My Dad had three sisters and a brother and we had lots of family events with cousins running about and playing. They were good times.
I married three gorgeous women, Jeannetta from Aberdeen, Scotland, Margie from Avenal, Central Valley, California and Yelena who was born in Ukraine and raised in Moscow. I have sired three children I know about; now, I have four grandchildren. It has been a rich life and there is nothing I would do differently. Some of my family has trouble and I help them with love, but it is never enough help and that makes me sad.

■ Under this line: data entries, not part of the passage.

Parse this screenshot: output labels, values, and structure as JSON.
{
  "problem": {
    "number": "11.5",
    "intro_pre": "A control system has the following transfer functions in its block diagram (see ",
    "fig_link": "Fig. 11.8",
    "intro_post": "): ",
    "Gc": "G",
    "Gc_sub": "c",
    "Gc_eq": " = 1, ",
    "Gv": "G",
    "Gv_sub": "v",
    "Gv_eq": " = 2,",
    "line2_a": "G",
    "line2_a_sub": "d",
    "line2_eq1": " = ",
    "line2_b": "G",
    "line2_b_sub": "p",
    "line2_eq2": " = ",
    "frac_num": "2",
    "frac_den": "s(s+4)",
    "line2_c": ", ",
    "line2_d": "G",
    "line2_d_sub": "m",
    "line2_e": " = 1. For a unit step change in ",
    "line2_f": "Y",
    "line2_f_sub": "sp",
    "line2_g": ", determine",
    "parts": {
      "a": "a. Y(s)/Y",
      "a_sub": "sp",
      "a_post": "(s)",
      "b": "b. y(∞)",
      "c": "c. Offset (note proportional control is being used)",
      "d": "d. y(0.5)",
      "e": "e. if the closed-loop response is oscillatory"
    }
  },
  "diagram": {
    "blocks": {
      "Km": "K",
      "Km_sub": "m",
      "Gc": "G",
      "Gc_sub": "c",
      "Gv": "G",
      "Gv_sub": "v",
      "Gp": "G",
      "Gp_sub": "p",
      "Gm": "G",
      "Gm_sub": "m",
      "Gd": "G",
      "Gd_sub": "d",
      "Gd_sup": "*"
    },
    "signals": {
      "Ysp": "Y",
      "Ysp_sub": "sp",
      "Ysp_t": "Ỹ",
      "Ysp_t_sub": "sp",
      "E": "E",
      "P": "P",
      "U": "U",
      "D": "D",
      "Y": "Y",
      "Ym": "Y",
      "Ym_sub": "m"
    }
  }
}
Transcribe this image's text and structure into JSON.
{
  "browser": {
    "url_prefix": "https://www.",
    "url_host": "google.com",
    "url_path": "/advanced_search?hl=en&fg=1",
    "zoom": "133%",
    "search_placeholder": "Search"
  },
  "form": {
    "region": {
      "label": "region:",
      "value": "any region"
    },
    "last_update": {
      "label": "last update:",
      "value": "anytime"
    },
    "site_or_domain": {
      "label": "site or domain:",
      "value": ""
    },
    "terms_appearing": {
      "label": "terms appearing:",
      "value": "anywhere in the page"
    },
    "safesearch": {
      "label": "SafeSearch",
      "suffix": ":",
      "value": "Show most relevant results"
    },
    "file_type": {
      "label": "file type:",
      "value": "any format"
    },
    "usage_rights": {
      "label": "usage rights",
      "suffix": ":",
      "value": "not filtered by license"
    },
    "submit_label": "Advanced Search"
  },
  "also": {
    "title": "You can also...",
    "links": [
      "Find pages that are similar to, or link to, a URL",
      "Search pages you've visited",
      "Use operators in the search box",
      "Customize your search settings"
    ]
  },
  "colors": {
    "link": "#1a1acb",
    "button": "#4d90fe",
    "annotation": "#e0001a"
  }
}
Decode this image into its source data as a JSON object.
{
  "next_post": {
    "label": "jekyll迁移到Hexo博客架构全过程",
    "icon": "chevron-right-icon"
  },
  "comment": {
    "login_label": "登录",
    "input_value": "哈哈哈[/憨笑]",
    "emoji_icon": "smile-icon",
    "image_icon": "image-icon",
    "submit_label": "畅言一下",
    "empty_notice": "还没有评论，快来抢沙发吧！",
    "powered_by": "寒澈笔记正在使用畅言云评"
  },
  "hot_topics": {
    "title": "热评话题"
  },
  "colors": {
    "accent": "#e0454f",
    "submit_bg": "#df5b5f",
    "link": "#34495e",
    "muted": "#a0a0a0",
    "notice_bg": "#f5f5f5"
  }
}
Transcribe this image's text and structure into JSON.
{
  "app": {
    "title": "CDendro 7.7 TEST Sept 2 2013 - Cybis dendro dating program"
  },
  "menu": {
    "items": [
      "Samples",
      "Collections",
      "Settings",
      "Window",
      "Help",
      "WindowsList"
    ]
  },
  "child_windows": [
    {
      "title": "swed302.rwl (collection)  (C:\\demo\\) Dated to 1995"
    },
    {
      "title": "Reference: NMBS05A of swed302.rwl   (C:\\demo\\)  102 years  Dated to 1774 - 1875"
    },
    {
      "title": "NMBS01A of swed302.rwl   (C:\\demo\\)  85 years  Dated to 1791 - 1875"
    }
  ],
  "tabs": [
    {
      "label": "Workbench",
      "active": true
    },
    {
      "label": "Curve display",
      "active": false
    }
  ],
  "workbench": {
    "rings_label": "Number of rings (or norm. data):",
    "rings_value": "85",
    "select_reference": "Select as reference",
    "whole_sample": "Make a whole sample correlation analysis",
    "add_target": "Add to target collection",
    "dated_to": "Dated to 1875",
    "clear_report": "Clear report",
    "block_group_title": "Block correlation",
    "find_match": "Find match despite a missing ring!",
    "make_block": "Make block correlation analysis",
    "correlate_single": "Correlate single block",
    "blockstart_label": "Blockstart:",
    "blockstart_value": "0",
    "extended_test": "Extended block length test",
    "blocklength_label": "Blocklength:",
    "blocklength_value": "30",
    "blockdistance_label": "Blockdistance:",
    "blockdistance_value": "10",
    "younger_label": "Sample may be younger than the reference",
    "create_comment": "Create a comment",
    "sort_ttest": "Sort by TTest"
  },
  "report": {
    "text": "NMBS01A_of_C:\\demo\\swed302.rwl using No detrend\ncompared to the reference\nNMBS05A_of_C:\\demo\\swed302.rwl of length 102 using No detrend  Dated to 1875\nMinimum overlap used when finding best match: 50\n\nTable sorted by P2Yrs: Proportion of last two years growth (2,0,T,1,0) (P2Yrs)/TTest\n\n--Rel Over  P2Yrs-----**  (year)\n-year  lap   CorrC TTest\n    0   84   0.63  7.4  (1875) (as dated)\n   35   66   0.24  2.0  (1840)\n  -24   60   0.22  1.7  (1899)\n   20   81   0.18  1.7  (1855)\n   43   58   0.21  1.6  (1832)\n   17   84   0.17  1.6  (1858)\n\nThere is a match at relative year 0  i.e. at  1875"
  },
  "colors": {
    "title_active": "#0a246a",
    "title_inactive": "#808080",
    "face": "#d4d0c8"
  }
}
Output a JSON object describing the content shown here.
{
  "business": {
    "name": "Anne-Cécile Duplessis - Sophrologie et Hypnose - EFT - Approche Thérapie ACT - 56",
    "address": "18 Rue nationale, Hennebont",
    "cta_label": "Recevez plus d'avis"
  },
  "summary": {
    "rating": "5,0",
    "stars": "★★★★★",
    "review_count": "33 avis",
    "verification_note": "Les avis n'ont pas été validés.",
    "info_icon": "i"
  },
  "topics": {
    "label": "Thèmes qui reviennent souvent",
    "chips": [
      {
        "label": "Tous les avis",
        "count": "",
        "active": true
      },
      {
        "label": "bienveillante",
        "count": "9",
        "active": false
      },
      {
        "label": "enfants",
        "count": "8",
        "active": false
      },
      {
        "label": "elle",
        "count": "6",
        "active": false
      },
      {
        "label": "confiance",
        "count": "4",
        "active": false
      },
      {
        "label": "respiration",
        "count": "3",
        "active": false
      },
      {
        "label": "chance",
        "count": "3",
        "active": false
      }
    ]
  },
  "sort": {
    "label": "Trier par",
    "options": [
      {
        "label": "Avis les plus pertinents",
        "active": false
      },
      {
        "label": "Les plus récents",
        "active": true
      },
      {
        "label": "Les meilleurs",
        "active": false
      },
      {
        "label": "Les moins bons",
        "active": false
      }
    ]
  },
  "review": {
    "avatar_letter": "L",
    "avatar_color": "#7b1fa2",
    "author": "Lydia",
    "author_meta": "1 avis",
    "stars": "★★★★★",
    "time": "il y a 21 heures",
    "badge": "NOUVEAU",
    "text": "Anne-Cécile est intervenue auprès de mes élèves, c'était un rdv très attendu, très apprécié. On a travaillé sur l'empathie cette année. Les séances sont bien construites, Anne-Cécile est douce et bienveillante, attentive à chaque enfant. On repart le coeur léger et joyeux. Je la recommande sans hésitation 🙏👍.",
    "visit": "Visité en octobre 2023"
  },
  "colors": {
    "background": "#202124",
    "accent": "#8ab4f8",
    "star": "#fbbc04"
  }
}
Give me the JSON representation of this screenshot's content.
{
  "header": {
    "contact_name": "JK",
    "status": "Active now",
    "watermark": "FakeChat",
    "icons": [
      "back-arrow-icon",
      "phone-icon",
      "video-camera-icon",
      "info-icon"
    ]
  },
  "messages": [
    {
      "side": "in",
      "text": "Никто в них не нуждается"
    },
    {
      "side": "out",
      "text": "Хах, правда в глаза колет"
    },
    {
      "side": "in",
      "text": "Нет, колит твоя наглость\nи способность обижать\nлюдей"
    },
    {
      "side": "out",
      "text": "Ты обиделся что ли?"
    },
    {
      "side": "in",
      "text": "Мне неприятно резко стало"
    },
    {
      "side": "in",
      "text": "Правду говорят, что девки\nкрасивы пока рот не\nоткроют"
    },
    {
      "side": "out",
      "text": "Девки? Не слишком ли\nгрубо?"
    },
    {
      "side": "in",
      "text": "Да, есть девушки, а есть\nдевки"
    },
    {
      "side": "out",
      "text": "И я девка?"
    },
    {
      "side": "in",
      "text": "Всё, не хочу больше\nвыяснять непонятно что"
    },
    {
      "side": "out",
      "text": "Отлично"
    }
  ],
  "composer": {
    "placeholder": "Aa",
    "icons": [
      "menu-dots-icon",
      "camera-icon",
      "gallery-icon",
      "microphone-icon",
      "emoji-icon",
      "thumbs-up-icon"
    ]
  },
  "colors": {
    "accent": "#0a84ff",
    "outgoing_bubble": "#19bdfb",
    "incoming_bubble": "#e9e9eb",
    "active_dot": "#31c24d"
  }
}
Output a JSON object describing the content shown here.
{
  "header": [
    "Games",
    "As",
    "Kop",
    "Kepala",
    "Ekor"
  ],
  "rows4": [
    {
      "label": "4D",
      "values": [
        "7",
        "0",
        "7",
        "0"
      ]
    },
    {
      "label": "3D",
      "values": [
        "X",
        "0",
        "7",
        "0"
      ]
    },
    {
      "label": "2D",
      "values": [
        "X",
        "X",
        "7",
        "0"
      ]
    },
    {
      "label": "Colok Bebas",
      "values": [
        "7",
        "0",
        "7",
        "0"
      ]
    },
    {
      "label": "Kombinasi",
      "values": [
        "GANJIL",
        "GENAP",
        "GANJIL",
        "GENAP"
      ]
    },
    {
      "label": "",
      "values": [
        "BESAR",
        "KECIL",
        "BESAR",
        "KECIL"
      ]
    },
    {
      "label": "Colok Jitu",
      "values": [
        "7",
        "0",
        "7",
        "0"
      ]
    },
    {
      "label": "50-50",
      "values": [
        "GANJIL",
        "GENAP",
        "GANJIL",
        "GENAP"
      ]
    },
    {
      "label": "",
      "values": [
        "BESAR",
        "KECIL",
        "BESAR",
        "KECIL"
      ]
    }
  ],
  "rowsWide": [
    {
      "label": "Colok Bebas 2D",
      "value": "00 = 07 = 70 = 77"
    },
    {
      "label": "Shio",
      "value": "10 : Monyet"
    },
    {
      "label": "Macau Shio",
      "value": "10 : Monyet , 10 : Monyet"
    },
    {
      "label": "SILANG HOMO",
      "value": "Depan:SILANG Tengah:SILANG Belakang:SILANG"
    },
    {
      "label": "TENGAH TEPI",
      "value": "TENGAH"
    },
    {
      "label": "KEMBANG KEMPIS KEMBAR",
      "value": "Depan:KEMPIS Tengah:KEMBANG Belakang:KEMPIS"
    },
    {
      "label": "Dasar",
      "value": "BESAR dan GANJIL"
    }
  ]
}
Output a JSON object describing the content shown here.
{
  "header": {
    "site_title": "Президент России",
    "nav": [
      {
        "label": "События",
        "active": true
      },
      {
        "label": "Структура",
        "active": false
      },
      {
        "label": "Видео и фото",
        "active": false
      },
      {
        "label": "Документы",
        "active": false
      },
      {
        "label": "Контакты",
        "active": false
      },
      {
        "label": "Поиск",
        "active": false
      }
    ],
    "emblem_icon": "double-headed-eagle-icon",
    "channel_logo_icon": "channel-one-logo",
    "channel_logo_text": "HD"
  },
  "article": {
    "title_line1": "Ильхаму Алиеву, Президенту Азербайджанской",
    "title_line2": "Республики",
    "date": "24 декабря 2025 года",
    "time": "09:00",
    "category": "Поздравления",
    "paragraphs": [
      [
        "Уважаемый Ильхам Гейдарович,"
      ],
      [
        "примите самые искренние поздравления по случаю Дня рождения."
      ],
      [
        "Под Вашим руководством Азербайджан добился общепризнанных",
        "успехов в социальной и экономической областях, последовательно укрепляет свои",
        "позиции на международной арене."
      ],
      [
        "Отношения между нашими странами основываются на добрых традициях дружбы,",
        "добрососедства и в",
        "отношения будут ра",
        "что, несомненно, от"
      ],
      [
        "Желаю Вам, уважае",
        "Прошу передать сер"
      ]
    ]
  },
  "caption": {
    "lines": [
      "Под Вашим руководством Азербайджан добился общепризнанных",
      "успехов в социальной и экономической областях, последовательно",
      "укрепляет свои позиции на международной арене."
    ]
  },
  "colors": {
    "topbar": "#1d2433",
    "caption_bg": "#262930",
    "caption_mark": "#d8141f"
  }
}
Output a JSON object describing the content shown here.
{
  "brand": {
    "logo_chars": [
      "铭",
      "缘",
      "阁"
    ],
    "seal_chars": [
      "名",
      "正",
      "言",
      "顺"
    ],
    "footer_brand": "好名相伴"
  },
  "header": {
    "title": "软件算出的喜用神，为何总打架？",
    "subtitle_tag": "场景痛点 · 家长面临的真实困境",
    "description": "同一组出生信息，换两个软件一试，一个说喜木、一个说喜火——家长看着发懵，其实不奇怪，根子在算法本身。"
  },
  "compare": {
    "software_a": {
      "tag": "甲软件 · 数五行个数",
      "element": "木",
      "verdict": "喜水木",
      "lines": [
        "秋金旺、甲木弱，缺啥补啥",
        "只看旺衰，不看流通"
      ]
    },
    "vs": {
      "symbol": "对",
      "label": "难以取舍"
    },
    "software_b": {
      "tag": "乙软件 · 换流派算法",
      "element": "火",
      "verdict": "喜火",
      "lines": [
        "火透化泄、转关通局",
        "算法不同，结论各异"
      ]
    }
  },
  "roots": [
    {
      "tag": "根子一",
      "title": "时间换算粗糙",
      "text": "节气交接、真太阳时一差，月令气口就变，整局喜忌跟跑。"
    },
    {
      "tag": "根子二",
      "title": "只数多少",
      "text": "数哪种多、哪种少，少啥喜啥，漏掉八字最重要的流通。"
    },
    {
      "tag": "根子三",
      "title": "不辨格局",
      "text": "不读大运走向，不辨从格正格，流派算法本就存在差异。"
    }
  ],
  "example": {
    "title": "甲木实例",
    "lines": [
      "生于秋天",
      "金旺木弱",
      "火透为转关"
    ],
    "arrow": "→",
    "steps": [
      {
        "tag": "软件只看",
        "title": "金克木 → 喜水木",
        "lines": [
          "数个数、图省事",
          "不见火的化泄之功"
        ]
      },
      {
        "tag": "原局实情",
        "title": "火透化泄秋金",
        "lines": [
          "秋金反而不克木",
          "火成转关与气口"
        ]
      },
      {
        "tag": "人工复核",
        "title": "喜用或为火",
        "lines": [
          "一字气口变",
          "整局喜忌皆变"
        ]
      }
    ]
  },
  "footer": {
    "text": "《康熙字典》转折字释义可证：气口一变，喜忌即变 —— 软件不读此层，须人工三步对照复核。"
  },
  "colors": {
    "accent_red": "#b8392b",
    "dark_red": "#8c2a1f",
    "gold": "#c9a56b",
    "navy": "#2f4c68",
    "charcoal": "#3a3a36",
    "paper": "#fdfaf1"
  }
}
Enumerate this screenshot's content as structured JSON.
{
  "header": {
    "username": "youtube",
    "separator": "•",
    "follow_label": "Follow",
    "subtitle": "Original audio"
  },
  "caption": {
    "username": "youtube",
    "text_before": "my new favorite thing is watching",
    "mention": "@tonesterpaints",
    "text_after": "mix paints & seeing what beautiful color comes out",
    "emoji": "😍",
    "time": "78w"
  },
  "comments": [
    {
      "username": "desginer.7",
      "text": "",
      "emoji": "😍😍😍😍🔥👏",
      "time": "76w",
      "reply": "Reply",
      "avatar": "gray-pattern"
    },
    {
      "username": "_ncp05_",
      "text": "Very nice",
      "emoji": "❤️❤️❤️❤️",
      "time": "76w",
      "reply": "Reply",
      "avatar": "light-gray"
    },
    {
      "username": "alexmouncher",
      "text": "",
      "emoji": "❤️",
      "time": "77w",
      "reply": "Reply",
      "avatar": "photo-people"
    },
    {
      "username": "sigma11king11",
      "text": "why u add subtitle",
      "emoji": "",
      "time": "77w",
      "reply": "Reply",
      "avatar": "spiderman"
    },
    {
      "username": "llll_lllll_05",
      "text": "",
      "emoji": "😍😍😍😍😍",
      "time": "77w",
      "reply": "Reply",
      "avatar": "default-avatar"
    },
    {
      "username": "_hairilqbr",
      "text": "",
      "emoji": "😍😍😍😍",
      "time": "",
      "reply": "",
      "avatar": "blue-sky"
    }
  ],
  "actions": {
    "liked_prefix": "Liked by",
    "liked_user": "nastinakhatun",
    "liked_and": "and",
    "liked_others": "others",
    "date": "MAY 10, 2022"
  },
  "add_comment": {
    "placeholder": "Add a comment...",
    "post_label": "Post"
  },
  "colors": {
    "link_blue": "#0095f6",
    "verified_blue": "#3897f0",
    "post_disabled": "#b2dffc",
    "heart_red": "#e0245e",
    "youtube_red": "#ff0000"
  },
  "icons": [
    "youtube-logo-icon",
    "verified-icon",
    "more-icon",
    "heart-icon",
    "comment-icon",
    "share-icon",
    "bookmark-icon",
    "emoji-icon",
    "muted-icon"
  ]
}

My cousin Bev Barnes did a lot of genealogical work on our history. She found that we are directly related to John Adams, the Plantagenet family in England and before that to William the Conqueror, the Capet French Royal Family and even to Roman Emperor Marcus Aurelias. Very interesting.
I graduated from private, liberal arts Whittier College with a BA and no debt and lived in London for 2 years while I completed a master's degree M.Sc. (Econ) at the London School of Economics, also with zero debt. I sailed to England on the Queen Mary. Since then I have traveled to Mexico, Canada, China, Hong Kong, Macau, Philippines, Italy, France, Germany, Russia and Scotland. My daughter was born in Krankenhaus Nordwest, Frankfurt, AM, Germany.
In my working career, I was easily bored and frequently quit a good job to find something new. That's a recipe for learning but not for wealth accumulation. Oh well.
My book HOW TO WRITE A BUSINESS PLAN was first publshed in 1984 by Nolo Press, Berkeley CA and is now in its 12th edition.
I had more or less always been in charge of some things and responsible for critical parts of a company or charity. I tried retiring in 2008 to get a slower pace. The economy did not cooperate and I got really bored again, so I volunteered for Hillary Clinton in her Presidential campaign as a surrogate in some rural areas of California.
Below are some of the positions I have held:
Controller, Skates.com. San Francisco, Six years
Recruited to lead transition from manual to computer-based accounting systems and to supervise day to day financial and HR operations.
Business Manager, Pacific Horticultural Foundation, Six years
Hired to oversee daily business functions for non-profit publisher and educational foundation.
Senior FP&A Analyst, Dart Industries, Chemical Manufacturing. Four years
Recruited to introduce sophisticated financial planning methods, integrate new acquisition.
Development Project Manager, Pacific Coast Properties. Three years.
Recruited to build out two neighborhood shopping centers – sign leases, obtain permits, award contracts, manage construction, and secure financing.
Director of the Graduate School of Business Administration, Armstrong University, Two years.
Recruited to administer and reorganize MBA program.
Professor, Micro- and Macro-Economics, City College of San Francisco, 2003 and continuing. Vista community College, 1998 to 2002.
Economic Analyst, McKinsey and Company, Los Angeles, Two years. Support consultants with industry and company analyses. Founder, Principal, McKeever Institute of Economic Policy Analysis, 1993 to present. Direct small, privately held think tank publishing studies of various countries’ national economic policies.
Business Analyst, Private Business Consultant specializing in business plan development for global and domestic businesses.
Owner, past owner of retail store, manufacturing business, service business as well as consulting and business brokerage firms
Maybe looking back is what old people are supposed to do.
I'll do some of that later, but right now I have to complete a divorce, write and agree to a property settlement, sell a house, buy or rent a house, move, teach five days a week, manage an involuntary commitment of a close relative, find a relationship, practice and play baseball three days per week and try to keep up with some favorite television shows.